Task directions
Go through the records, and copy each line in which the string "label" is present.

[[ Material provided, beginning ]]

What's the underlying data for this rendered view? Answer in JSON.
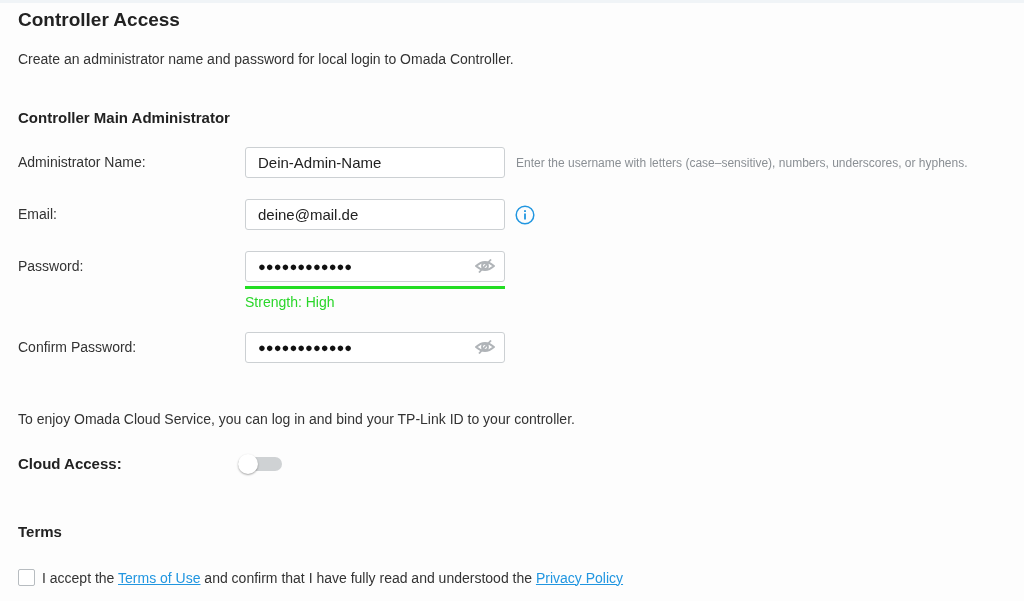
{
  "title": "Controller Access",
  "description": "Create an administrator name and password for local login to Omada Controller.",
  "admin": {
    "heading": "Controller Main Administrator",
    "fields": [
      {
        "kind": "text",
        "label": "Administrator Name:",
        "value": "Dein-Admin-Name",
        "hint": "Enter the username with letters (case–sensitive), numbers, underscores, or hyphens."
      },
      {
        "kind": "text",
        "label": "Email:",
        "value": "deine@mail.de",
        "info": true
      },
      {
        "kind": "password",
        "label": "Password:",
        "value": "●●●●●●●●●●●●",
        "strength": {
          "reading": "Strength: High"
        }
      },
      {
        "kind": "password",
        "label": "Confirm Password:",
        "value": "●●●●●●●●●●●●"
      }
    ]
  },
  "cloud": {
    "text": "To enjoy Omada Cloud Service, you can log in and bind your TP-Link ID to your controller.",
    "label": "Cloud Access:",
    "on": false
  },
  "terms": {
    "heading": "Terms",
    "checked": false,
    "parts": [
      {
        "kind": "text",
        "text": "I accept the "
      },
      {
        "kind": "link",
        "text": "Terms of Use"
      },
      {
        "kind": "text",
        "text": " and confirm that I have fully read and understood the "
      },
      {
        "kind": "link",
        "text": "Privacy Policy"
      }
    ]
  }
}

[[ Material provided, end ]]

Reply
        "label": "Administrator Name:",
        "label": "Email:",
        "label": "Password:",
        "label": "Confirm Password:",
    "label": "Cloud Access:",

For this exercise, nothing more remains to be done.